Oh so you thought you got rid of Team Alaska, didn’t you? Yeah well, just as there are as many cedar sites in Juneau as there are cruise ship tourists, we’re back with part 2. Now where were we?
After our Kayak at McBride Glacier amongst the massive icebergs in the fjord, we— Jesse Wiles, Dr. Wiles, Jeff Gunderson, Andrew Wayrynen, and Nick Weisenberg— decided to take to the ice by foot. As such, the following day we made the short kayak to the outwash plain at the terminus of Riggs Glacier, a massively cold testament to what the coastal Alaskan climate can do. While on the glacier, it was impossible not to feel humbled and awe-struck by its enormity. It was a friendly and welcome reminder as to why the science truly matters.
A Jeff for scale at Riggs Glacier
Exploring Riggs glacier was a wonderful experience, but the time soon came for another dendroclimatological expedition. Our goal was to search for wood in the recently vacated valley where once Riggs and McBride Glaciers connected. To our pleasure there was hardly any alders, which made the mission less trying, yet there was no shortage of braided streams that provided ample opportunities for a boot full of freezing glacier water. Unfortunately, there was only one log to be found and sampled in the entire valley. As sure as the bugs did bite, we brought it home.
Dr. Wiles coring the lone log in the valley
The following day, an all-too-familiar gray haze took command of the skies that dripped upon us a rather watery substance called rain. As the bold, rugged mountain-worn scientists slated to bridge that 2000-year gap, we took the day off. We explored our camp cove and admired huge beached icebergs.
Andrew investigates the dead ice

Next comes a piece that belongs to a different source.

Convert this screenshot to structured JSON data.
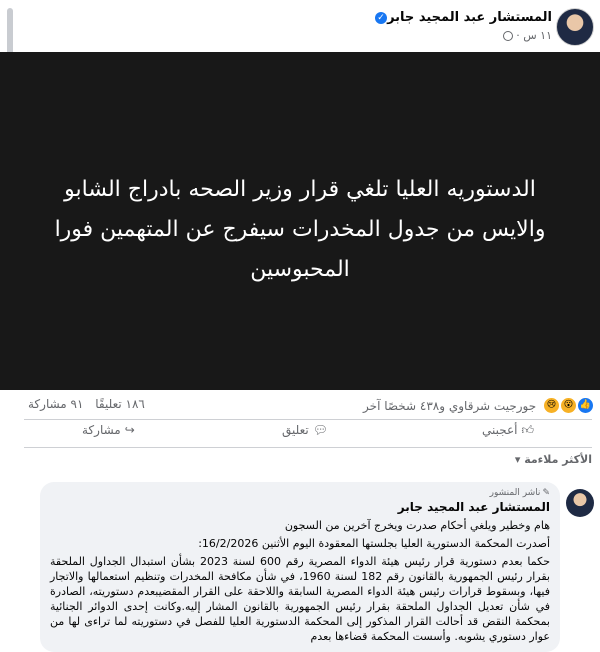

That day at our camp in Muir Inlet would prove to be our last, as Todd, the wise NPS boat captain, arrived in late morning of the following day with Dan Lawson to take us to Tlingit Point. However, we made a historically significant stop along the way. Before navigating Glacier Bay’s icy waters, Todd worked in Yosemite Valley in California, inadvertently following John Muir’s footsteps in his late 19th century search for glaciers. Much to Andrew’s excitement, he guided us to the site of John Muir’s cabin, which was built in 1879 by Muir and friends. Having been so busy as geologists, our crew relished in the opportunity to have a stab at archaeology.
John Muir’s cabin in the late 19th century where the terminus of Muir Glacier once was (left) and the same cabin today (right)

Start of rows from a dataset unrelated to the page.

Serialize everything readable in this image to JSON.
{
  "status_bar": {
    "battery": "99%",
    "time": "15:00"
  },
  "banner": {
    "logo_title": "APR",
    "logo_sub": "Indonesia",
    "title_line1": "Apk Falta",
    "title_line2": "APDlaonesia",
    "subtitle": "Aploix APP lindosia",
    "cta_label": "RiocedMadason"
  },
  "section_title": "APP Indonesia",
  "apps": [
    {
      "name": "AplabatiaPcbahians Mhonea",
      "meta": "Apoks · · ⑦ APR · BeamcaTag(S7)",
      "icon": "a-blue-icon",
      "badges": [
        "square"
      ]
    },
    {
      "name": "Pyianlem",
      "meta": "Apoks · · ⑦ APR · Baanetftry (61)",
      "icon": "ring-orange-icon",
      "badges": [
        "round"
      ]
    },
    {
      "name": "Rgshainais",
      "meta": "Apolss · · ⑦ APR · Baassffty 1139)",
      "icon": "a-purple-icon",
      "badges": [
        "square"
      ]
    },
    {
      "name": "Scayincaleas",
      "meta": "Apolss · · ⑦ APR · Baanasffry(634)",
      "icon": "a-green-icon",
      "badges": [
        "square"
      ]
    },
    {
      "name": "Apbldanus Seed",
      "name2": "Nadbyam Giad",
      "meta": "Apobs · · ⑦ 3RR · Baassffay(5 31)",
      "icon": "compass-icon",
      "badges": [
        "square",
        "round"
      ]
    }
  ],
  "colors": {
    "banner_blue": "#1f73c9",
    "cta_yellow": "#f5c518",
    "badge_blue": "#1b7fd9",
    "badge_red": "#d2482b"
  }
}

Now camped at Tlingit Point, we had our sights on the Mountain Hemlock situated atop the hills above us. The climb up was incredible in practically every sense of the word. While ascending, the chances of peering out to the bay and soaking in the gorgeous vistas were about the same as falling into patch of delicious wild strawberries. Near the top, the alders thinned and the brush only came up to ankle-height, but alas the bugs persisted, hungrier than ever. Once amid the old growth, we cored the mighty hemlocks and safely tucked away the obtained samples.

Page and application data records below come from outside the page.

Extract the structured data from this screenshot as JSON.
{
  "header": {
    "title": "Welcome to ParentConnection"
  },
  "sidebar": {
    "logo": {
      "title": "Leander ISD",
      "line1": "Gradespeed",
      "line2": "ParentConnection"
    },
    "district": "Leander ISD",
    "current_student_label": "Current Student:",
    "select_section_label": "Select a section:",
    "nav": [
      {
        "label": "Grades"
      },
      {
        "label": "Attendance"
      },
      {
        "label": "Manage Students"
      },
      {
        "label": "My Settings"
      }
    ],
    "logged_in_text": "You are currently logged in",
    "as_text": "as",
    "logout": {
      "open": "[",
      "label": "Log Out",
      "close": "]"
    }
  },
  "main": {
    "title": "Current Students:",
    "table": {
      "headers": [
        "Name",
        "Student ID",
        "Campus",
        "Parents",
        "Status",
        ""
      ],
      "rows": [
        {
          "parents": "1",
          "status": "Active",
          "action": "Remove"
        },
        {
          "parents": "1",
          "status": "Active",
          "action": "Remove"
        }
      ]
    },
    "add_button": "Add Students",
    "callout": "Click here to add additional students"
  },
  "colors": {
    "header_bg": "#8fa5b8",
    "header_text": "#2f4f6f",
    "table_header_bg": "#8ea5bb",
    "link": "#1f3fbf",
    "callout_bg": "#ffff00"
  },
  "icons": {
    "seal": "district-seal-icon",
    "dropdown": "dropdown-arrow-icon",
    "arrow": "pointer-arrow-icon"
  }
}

Andrew tries his hand at coring for the first time
Mountain goats became new friends to the Wooster Geology Department
Things we learned: Giant Hogweed makes your skin more susceptible to UV rays and can cause third degree sunburns (no, those puss bubbles on your hand aren’t spider bites, Jeff). It doesn’t really rain in Alaska- spare your wallet and don’t buy rain gear if you go. Apparently, Alaskan mosquitoes are wildly undernourished. Dendrochronology/Dendroclimatology is amazing. Our favorite rock is becoming a tree.
The view from the top of Tlingit Point marked the end of an awesome field season